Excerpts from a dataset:
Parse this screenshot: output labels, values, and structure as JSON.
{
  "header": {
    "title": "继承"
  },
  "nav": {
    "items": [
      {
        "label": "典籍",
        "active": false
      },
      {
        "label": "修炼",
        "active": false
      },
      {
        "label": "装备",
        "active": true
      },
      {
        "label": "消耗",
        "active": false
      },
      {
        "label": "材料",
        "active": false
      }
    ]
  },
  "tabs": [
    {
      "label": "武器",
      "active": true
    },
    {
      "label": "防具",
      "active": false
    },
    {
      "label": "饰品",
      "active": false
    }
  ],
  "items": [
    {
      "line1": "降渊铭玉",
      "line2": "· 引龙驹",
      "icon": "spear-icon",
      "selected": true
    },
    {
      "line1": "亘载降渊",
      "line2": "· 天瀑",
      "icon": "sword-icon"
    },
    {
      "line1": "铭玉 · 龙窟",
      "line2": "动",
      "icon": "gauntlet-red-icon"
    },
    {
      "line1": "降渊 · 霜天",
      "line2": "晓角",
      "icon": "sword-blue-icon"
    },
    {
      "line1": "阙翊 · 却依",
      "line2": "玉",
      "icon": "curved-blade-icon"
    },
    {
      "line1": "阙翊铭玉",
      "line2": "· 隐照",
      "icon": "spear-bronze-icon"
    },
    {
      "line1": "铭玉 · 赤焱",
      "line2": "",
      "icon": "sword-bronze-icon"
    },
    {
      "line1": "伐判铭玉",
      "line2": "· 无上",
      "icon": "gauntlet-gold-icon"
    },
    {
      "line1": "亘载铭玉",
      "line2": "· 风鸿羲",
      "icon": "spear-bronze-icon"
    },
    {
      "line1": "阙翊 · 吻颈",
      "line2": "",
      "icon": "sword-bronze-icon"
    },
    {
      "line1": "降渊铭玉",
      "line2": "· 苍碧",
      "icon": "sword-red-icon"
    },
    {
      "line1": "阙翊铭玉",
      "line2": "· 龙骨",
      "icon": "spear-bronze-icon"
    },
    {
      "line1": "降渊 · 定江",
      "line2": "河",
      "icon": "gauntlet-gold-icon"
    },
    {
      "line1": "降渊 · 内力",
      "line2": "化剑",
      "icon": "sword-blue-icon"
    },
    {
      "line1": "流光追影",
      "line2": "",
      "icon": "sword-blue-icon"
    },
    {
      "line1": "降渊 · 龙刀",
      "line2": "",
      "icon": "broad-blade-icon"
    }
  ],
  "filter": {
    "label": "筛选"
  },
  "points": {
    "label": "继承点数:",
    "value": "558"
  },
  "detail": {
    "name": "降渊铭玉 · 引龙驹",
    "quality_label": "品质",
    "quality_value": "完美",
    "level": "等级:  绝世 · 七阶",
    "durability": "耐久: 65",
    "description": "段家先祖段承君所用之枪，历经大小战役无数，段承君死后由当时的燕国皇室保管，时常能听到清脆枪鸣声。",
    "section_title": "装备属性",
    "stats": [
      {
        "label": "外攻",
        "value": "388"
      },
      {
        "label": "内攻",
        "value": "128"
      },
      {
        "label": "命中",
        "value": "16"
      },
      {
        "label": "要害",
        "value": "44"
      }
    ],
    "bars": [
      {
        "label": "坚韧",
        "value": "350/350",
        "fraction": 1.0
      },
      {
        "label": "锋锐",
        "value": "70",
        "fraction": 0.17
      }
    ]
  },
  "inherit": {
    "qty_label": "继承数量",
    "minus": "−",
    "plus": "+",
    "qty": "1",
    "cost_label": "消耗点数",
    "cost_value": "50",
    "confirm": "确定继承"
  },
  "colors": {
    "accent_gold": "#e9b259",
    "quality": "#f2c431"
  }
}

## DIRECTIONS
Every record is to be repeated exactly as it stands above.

## TASK RESPONSE
Parse this screenshot: output labels, values, and structure as JSON.
{
  "header": {
    "title": "继承"
  },
  "nav": {
    "items": [
      {
        "label": "典籍",
        "active": false
      },
      {
        "label": "修炼",
        "active": false
      },
      {
        "label": "装备",
        "active": true
      },
      {
        "label": "消耗",
        "active": false
      },
      {
        "label": "材料",
        "active": false
      }
    ]
  },
  "tabs": [
    {
      "label": "武器",
      "active": true
    },
    {
      "label": "防具",
      "active": false
    },
    {
      "label": "饰品",
      "active": false
    }
  ],
  "items": [
    {
      "line1": "降渊铭玉",
      "line2": "· 引龙驹",
      "icon": "spear-icon",
      "selected": true
    },
    {
      "line1": "亘载降渊",
      "line2": "· 天瀑",
      "icon": "sword-icon"
    },
    {
      "line1": "铭玉 · 龙窟",
      "line2": "动",
      "icon": "gauntlet-red-icon"
    },
    {
      "line1": "降渊 · 霜天",
      "line2": "晓角",
      "icon": "sword-blue-icon"
    },
    {
      "line1": "阙翊 · 却依",
      "line2": "玉",
      "icon": "curved-blade-icon"
    },
    {
      "line1": "阙翊铭玉",
      "line2": "· 隐照",
      "icon": "spear-bronze-icon"
    },
    {
      "line1": "铭玉 · 赤焱",
      "line2": "",
      "icon": "sword-bronze-icon"
    },
    {
      "line1": "伐判铭玉",
      "line2": "· 无上",
      "icon": "gauntlet-gold-icon"
    },
    {
      "line1": "亘载铭玉",
      "line2": "· 风鸿羲",
      "icon": "spear-bronze-icon"
    },
    {
      "line1": "阙翊 · 吻颈",
      "line2": "",
      "icon": "sword-bronze-icon"
    },
    {
      "line1": "降渊铭玉",
      "line2": "· 苍碧",
      "icon": "sword-red-icon"
    },
    {
      "line1": "阙翊铭玉",
      "line2": "· 龙骨",
      "icon": "spear-bronze-icon"
    },
    {
      "line1": "降渊 · 定江",
      "line2": "河",
      "icon": "gauntlet-gold-icon"
    },
    {
      "line1": "降渊 · 内力",
      "line2": "化剑",
      "icon": "sword-blue-icon"
    },
    {
      "line1": "流光追影",
      "line2": "",
      "icon": "sword-blue-icon"
    },
    {
      "line1": "降渊 · 龙刀",
      "line2": "",
      "icon": "broad-blade-icon"
    }
  ],
  "filter": {
    "label": "筛选"
  },
  "points": {
    "label": "继承点数:",
    "value": "558"
  },
  "detail": {
    "name": "降渊铭玉 · 引龙驹",
    "quality_label": "品质",
    "quality_value": "完美",
    "level": "等级:  绝世 · 七阶",
    "durability": "耐久: 65",
    "description": "段家先祖段承君所用之枪，历经大小战役无数，段承君死后由当时的燕国皇室保管，时常能听到清脆枪鸣声。",
    "section_title": "装备属性",
    "stats": [
      {
        "label": "外攻",
        "value": "388"
      },
      {
        "label": "内攻",
        "value": "128"
      },
      {
        "label": "命中",
        "value": "16"
      },
      {
        "label": "要害",
        "value": "44"
      }
    ],
    "bars": [
      {
        "label": "坚韧",
        "value": "350/350",
        "fraction": 1.0
      },
      {
        "label": "锋锐",
        "value": "70",
        "fraction": 0.17
      }
    ]
  },
  "inherit": {
    "qty_label": "继承数量",
    "minus": "−",
    "plus": "+",
    "qty": "1",
    "cost_label": "消耗点数",
    "cost_value": "50",
    "confirm": "确定继承"
  },
  "colors": {
    "accent_gold": "#e9b259",
    "quality": "#f2c431"
  }
}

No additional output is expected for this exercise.